» GOAL OF THE EXERCISE:
Retype every record that appears below, unchanged.

» DATA UNDER STUDY:
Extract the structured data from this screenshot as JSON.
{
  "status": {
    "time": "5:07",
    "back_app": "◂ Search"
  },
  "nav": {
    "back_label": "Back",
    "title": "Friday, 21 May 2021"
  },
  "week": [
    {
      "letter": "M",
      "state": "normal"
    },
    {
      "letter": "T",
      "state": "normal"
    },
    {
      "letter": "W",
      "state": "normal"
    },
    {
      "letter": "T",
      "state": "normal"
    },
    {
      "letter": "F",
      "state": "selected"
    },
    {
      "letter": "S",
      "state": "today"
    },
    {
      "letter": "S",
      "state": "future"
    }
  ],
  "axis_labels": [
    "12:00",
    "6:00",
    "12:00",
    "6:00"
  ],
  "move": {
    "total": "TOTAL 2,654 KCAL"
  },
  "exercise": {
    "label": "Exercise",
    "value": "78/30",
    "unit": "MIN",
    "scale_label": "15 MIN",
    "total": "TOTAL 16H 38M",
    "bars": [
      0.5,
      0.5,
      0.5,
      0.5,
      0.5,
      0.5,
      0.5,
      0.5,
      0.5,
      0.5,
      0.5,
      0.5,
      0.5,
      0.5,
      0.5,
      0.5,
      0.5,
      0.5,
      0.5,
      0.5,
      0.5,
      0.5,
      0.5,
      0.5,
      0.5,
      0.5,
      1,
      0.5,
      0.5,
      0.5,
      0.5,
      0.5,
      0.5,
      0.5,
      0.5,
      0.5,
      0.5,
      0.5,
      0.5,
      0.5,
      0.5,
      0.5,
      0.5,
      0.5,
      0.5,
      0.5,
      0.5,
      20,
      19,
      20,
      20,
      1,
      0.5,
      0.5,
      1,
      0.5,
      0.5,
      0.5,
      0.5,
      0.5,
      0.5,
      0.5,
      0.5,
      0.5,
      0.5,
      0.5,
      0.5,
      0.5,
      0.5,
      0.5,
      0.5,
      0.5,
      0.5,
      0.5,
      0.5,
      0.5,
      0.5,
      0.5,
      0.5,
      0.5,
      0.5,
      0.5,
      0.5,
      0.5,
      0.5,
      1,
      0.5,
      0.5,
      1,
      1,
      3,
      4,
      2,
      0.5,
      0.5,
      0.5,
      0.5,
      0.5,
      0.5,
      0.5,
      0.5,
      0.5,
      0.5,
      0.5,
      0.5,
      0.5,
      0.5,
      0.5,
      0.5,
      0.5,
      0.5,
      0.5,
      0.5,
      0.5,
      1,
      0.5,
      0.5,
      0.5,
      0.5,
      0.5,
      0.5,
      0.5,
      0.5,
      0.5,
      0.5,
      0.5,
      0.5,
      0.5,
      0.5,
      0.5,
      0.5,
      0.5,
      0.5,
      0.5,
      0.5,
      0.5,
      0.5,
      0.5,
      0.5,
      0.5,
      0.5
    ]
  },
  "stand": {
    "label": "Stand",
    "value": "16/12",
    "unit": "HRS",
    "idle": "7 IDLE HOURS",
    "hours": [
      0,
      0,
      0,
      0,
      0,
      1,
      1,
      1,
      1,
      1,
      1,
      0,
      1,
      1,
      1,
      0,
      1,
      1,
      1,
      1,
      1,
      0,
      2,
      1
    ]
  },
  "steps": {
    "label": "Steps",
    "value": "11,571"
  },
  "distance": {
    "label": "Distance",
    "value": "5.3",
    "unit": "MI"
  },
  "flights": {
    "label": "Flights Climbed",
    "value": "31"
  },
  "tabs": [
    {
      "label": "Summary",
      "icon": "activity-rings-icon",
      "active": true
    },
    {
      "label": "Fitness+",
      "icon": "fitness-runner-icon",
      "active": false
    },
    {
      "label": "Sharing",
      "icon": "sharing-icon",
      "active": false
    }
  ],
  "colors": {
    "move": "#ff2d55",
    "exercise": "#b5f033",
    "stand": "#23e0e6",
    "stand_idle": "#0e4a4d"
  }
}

» RESULT FOR THIS EXERCISE:
Extract the structured data from this screenshot as JSON.
{
  "status": {
    "time": "5:07",
    "back_app": "◂ Search"
  },
  "nav": {
    "back_label": "Back",
    "title": "Friday, 21 May 2021"
  },
  "week": [
    {
      "letter": "M",
      "state": "normal"
    },
    {
      "letter": "T",
      "state": "normal"
    },
    {
      "letter": "W",
      "state": "normal"
    },
    {
      "letter": "T",
      "state": "normal"
    },
    {
      "letter": "F",
      "state": "selected"
    },
    {
      "letter": "S",
      "state": "today"
    },
    {
      "letter": "S",
      "state": "future"
    }
  ],
  "axis_labels": [
    "12:00",
    "6:00",
    "12:00",
    "6:00"
  ],
  "move": {
    "total": "TOTAL 2,654 KCAL"
  },
  "exercise": {
    "label": "Exercise",
    "value": "78/30",
    "unit": "MIN",
    "scale_label": "15 MIN",
    "total": "TOTAL 16H 38M",
    "bars": [
      0.5,
      0.5,
      0.5,
      0.5,
      0.5,
      0.5,
      0.5,
      0.5,
      0.5,
      0.5,
      0.5,
      0.5,
      0.5,
      0.5,
      0.5,
      0.5,
      0.5,
      0.5,
      0.5,
      0.5,
      0.5,
      0.5,
      0.5,
      0.5,
      0.5,
      0.5,
      1,
      0.5,
      0.5,
      0.5,
      0.5,
      0.5,
      0.5,
      0.5,
      0.5,
      0.5,
      0.5,
      0.5,
      0.5,
      0.5,
      0.5,
      0.5,
      0.5,
      0.5,
      0.5,
      0.5,
      0.5,
      20,
      19,
      20,
      20,
      1,
      0.5,
      0.5,
      1,
      0.5,
      0.5,
      0.5,
      0.5,
      0.5,
      0.5,
      0.5,
      0.5,
      0.5,
      0.5,
      0.5,
      0.5,
      0.5,
      0.5,
      0.5,
      0.5,
      0.5,
      0.5,
      0.5,
      0.5,
      0.5,
      0.5,
      0.5,
      0.5,
      0.5,
      0.5,
      0.5,
      0.5,
      0.5,
      0.5,
      1,
      0.5,
      0.5,
      1,
      1,
      3,
      4,
      2,
      0.5,
      0.5,
      0.5,
      0.5,
      0.5,
      0.5,
      0.5,
      0.5,
      0.5,
      0.5,
      0.5,
      0.5,
      0.5,
      0.5,
      0.5,
      0.5,
      0.5,
      0.5,
      0.5,
      0.5,
      0.5,
      1,
      0.5,
      0.5,
      0.5,
      0.5,
      0.5,
      0.5,
      0.5,
      0.5,
      0.5,
      0.5,
      0.5,
      0.5,
      0.5,
      0.5,
      0.5,
      0.5,
      0.5,
      0.5,
      0.5,
      0.5,
      0.5,
      0.5,
      0.5,
      0.5,
      0.5,
      0.5
    ]
  },
  "stand": {
    "label": "Stand",
    "value": "16/12",
    "unit": "HRS",
    "idle": "7 IDLE HOURS",
    "hours": [
      0,
      0,
      0,
      0,
      0,
      1,
      1,
      1,
      1,
      1,
      1,
      0,
      1,
      1,
      1,
      0,
      1,
      1,
      1,
      1,
      1,
      0,
      2,
      1
    ]
  },
  "steps": {
    "label": "Steps",
    "value": "11,571"
  },
  "distance": {
    "label": "Distance",
    "value": "5.3",
    "unit": "MI"
  },
  "flights": {
    "label": "Flights Climbed",
    "value": "31"
  },
  "tabs": [
    {
      "label": "Summary",
      "icon": "activity-rings-icon",
      "active": true
    },
    {
      "label": "Fitness+",
      "icon": "fitness-runner-icon",
      "active": false
    },
    {
      "label": "Sharing",
      "icon": "sharing-icon",
      "active": false
    }
  ],
  "colors": {
    "move": "#ff2d55",
    "exercise": "#b5f033",
    "stand": "#23e0e6",
    "stand_idle": "#0e4a4d"
  }
}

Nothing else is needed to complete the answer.